Leap Day...the way to Stay Young.Posted: Updated:
RICHLAND, Wash. - Only a select few can say they stay young forever. For those born on February 29th it's almost a reality. Leap Day only comes around every 4 years, and for Brenda Leighty of Richland who's turning 11, you could say she's a little more advanced than the other kids.
"I've accomplished quite a bit for an 11 year old," said Brenda Leighty who works with the Richland School District. Her boss says she has an impressive resume for her age.
"She's probably the most precocious 11 year old I've every been around. She does an incredible job, deals with adults everyday, and provides outstanding service. I've never seen anything like it," said Dr. Rich Semler, Richland Superintendent.
Also on her list of accomplishments, Brenda is currently on her way to getting a degree from Eastern Oregon University and says she's the youngest in her class.
This is all said with a sense of humor of course, but Brenda says being born on Leap Day does have it's downside.
"When I was first hired, 2-29 was not in their computer system. They kept telling me that they couldn't enter me into the system because my birthday wasn't correct."
Registering for things online also gives her a hard time. She says she usually has to tell a "white lie" and say she was born on the 28th just to speed up the process.

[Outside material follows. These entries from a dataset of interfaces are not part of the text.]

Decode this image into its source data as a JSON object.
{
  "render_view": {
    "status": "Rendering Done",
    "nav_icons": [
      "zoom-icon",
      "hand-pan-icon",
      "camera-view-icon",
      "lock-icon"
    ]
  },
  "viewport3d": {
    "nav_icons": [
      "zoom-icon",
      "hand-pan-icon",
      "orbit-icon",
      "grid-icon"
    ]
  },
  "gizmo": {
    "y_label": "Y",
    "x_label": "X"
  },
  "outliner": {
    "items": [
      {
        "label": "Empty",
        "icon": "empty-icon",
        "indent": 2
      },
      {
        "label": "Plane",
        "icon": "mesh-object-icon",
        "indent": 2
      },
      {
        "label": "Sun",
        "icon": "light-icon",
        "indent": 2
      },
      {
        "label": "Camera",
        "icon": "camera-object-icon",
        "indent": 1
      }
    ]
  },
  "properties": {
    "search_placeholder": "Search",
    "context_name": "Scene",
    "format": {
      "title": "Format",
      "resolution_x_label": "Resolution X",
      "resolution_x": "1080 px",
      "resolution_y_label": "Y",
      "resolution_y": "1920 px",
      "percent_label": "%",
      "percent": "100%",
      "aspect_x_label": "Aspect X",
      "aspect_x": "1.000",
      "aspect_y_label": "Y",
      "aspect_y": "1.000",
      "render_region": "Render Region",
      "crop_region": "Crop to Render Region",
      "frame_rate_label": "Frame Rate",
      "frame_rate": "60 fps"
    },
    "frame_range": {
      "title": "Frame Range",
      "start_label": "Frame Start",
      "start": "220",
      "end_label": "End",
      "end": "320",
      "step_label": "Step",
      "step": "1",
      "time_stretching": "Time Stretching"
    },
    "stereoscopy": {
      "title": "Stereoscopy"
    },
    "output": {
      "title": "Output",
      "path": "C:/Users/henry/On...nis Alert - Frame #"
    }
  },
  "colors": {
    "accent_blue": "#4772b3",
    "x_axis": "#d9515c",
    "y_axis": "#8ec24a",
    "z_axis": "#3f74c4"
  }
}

The chances of being born on Leap Day is about 1 in 1,500. An estimated 200 thousand people in the U.S. will be born on Leap Day.